   opinion that W3C will rethink. If they don't, we would have to do this
   for real, but that is in my opinion very much a suboptimal option.

    [31]Simon Brooke

   Last modified: Wed Oct 3 15:28:00 BST 2001


   Visible links
   1. mailto:simon@jasmine.org.uk
   2. http://www.jasmine.org.uk/~simon/bookshelf/papers/rand-response.html
   3. file://localhost/var/home/simon/tmp/rand-response.html#issue
   4. file://localhost/var/home/simon/tmp/rand-response.html#why
   5. file://localhost/var/home/simon/tmp/rand-response.html#who
   6. file://localhost/var/home/simon/tmp/rand-response.html#responses
   7. file://localhost/var/home/simon/tmp/rand-response.html#what
   8. http://www.w3.org/
   9. http://www.w3.org/TR/2001/WD-patent-policy-20010816/
  10. http://www.itu.int/home/
  11. http://www.ietf.org/
  12. http://www.opensource.org/
  13. http://www.fsf.org/
  14. http://www.netcraft.co.uk/survey/
  15. http://www.opera.com/
  16. http://www.theregister.co.uk/content/4/19396.html
  17. http://www.opensource.apple.com/
  18. http://lists.w3.org/Archives/Public/www-patentpolicy-comment/2001Aug/0004.html
  19. http://lists.w3.org/Archives/Public/www-patentpolicy-comment/2001Sep/0005.html
  20. http://lists.w3.org/Archives/Public/www-patentpolicy-comment/2001Sep/0033.html
  21. http://lists.w3.org/Archives/Public/www-patentpolicy-comment/2001Sep/0436.html
  22. http://www.w3.org/TR/2000/REC-xml-20001006
  23. http://lists.w3.org/Archives/Public/www-patentpolicy-comment/2001Sep/0434.html
  24. http://lists.w3.org/Archives/Public/www-patentpolicy-comment/2001Oct/0055.html
  25. http://lists.w3.org/Archives/Public/www-patentpolicy-comment/2001Sep/0736.html
  26. http://lists.w3.org/Archives/Public/www-patentpolicy-comment/2001Sep/0650.html
  27. http://lists.w3.org/Archives/Public/www-patentpolicy-comment/2001Oct/0027.html
  28. http://lists.w3.org/Archives/Public/www-patentpolicy-comment/2001Oct/0175.html
  29. http://lists.w3.org/Archives/Public/www-patentpolicy-comment/2001Oct/0018.html
  30. http://lists.w3.org/Archives/Public/www-patentpolicy-comment/2001Oct/0316.html
  31. mailto:simon@jasmine.org.uk

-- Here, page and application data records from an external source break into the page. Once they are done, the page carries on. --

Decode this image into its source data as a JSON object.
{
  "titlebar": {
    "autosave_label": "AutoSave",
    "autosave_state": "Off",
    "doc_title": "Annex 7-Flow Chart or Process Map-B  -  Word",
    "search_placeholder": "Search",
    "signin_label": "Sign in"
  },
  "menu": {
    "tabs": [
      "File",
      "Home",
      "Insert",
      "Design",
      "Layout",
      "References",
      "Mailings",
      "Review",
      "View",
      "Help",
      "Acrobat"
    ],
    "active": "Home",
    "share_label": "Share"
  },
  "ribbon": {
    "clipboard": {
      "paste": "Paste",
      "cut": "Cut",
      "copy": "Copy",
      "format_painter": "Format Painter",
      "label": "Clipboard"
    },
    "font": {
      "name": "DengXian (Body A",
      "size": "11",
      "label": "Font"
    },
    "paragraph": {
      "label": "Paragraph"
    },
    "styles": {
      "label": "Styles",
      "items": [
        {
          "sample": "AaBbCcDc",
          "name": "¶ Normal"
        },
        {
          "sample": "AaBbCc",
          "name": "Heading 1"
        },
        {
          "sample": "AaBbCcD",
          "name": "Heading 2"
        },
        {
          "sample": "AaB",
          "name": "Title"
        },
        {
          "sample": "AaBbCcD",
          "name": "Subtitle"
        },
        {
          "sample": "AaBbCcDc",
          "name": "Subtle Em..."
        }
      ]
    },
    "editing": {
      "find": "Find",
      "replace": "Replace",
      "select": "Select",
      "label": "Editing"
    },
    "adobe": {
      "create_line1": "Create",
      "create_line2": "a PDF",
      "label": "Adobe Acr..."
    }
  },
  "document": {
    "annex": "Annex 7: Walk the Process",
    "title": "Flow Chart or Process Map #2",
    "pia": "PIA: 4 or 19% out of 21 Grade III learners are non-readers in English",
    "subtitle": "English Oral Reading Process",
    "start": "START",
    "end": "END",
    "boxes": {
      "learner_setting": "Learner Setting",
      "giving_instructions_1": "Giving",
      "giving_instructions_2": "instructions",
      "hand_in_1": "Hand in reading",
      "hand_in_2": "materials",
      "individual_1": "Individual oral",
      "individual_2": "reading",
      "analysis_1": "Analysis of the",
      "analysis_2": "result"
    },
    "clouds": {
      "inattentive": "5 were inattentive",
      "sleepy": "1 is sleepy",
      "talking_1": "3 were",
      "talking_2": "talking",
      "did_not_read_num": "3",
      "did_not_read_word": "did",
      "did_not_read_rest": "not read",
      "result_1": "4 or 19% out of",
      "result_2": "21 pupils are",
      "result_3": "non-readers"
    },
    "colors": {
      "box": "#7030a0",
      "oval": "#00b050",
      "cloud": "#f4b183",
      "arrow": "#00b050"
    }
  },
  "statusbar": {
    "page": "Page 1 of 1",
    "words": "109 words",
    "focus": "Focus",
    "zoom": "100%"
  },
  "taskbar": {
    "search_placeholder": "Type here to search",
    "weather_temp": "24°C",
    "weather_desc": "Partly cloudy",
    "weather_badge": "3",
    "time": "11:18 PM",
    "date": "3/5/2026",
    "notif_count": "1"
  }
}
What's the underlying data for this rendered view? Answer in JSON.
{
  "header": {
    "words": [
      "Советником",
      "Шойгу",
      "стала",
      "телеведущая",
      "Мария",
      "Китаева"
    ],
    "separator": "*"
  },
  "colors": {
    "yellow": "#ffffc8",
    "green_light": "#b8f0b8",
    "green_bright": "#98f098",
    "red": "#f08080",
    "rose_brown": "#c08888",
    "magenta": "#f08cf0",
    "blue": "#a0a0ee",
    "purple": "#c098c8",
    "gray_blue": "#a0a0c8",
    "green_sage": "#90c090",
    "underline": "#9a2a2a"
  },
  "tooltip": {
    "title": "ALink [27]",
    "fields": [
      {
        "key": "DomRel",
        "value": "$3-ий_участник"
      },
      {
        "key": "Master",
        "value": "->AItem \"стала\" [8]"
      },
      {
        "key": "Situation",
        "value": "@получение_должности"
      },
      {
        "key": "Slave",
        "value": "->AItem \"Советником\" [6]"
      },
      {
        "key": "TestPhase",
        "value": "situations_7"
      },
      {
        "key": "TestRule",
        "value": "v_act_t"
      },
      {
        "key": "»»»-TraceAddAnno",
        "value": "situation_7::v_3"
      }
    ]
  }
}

   Hidden links:
  32. http://lists.w3.org/Archives/Public/www-patentpolicy-comment/2001Oct/0454.html
Received on Wednesday, 3 October 2001 11:23:59 UTC

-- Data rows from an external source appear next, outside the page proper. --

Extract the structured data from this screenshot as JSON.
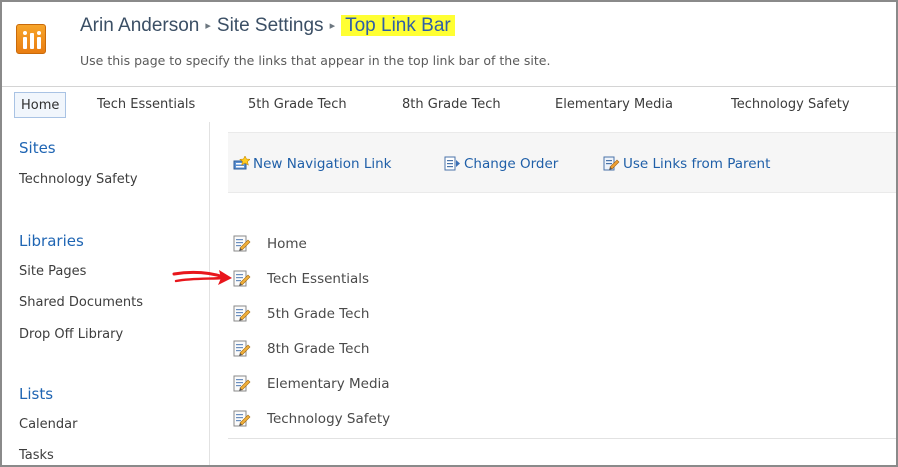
{
  "header": {
    "breadcrumb": [
      "Arin Anderson",
      "Site Settings",
      "Top Link Bar"
    ],
    "separator": "▸",
    "description": "Use this page to specify the links that appear in the top link bar of the site."
  },
  "topnav": {
    "items": [
      "Home",
      "Tech Essentials",
      "5th Grade Tech",
      "8th Grade Tech",
      "Elementary Media",
      "Technology Safety"
    ],
    "selected": "Home"
  },
  "leftnav": {
    "sites_heading": "Sites",
    "sites_items": [
      "Technology Safety"
    ],
    "libraries_heading": "Libraries",
    "libraries_items": [
      "Site Pages",
      "Shared Documents",
      "Drop Off Library"
    ],
    "lists_heading": "Lists",
    "lists_items": [
      "Calendar",
      "Tasks"
    ]
  },
  "toolbar": {
    "new_link": "New Navigation Link",
    "change_order": "Change Order",
    "use_parent": "Use Links from Parent"
  },
  "links": [
    "Home",
    "Tech Essentials",
    "5th Grade Tech",
    "8th Grade Tech",
    "Elementary Media",
    "Technology Safety"
  ],
  "colors": {
    "accent": "#1f65b3",
    "highlight": "#ffff33",
    "arrow": "#e8161c"
  },
  "icons": {
    "site_logo": "sharepoint-site-icon",
    "new_link": "new-navigation-link-icon",
    "change_order": "change-order-icon",
    "use_parent": "use-links-from-parent-icon",
    "link_item": "edit-link-icon",
    "annotation": "red-arrow-icon"
  }
}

This archive was generated by hypermail 2.3.1 : Tuesday, 6 January 2015 21:06:44 UTC